[Data records for software interfaces]
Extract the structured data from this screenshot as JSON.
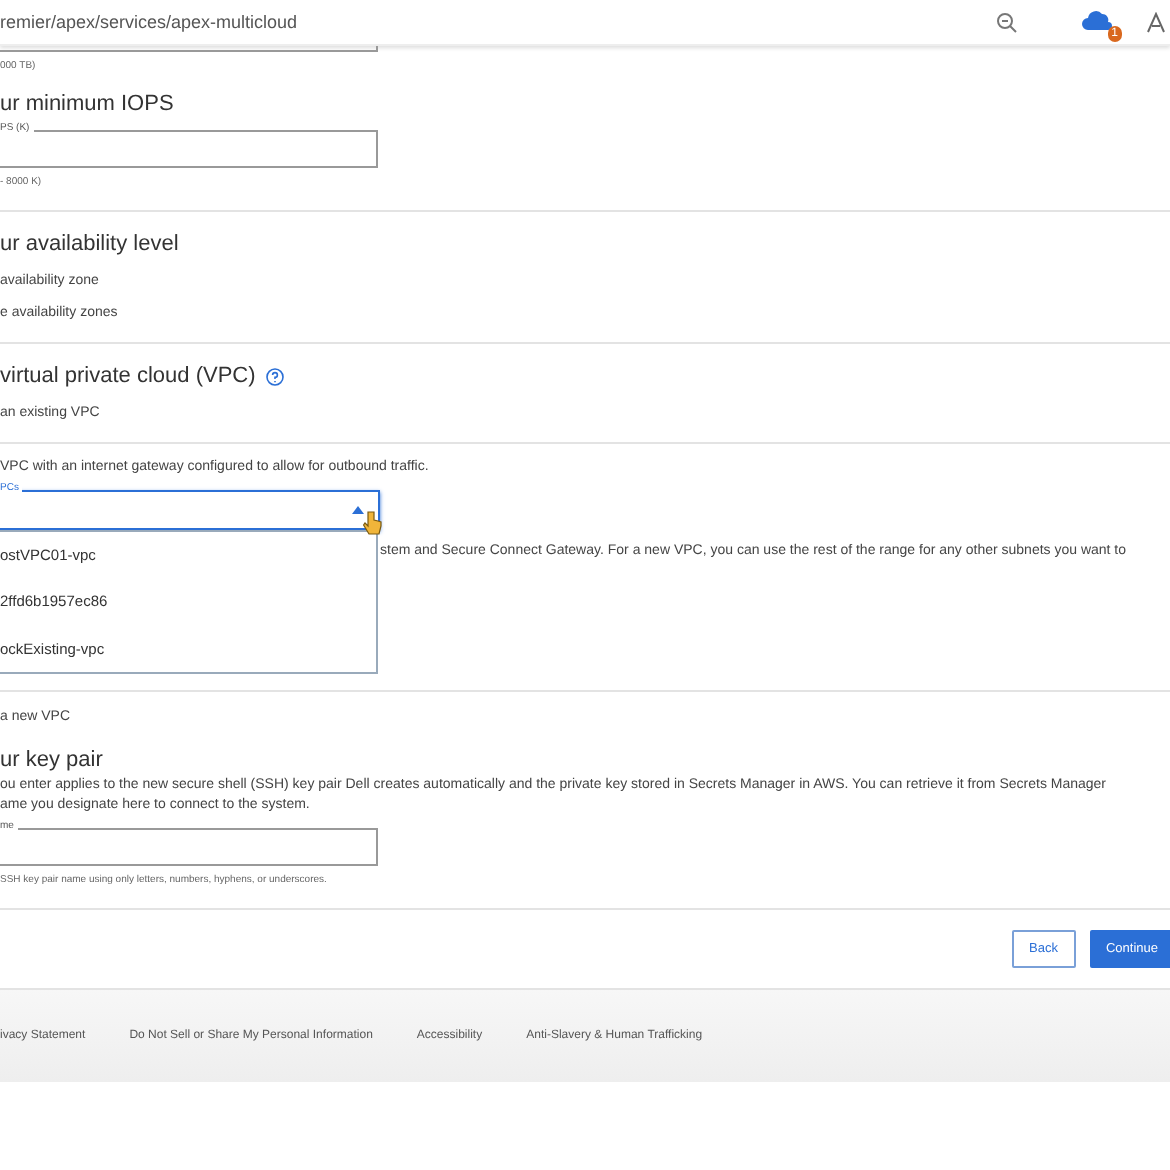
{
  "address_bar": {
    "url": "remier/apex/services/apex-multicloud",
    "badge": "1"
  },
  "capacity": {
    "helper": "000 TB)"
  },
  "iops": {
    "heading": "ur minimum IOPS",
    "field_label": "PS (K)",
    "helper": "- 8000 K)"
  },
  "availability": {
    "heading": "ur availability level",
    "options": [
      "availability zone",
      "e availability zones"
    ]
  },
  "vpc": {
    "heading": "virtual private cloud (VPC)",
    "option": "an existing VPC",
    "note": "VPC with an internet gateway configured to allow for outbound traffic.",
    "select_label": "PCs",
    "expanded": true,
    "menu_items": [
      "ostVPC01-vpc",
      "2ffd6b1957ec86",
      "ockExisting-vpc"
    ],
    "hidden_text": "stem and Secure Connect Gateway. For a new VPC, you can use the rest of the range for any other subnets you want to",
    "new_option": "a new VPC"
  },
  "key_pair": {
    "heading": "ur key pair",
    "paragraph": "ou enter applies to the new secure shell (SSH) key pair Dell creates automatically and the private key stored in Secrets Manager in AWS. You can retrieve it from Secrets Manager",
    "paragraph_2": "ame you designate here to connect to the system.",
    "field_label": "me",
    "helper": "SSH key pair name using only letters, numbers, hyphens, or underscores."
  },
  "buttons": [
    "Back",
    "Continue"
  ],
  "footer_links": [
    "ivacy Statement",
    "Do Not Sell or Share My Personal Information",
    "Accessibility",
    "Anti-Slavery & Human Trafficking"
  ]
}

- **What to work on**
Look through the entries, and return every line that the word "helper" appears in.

- **Output of the exercise**
    "helper": "000 TB)"
    "helper": "- 8000 K)"
    "helper": "SSH key pair name using only letters, numbers, hyphens, or underscores."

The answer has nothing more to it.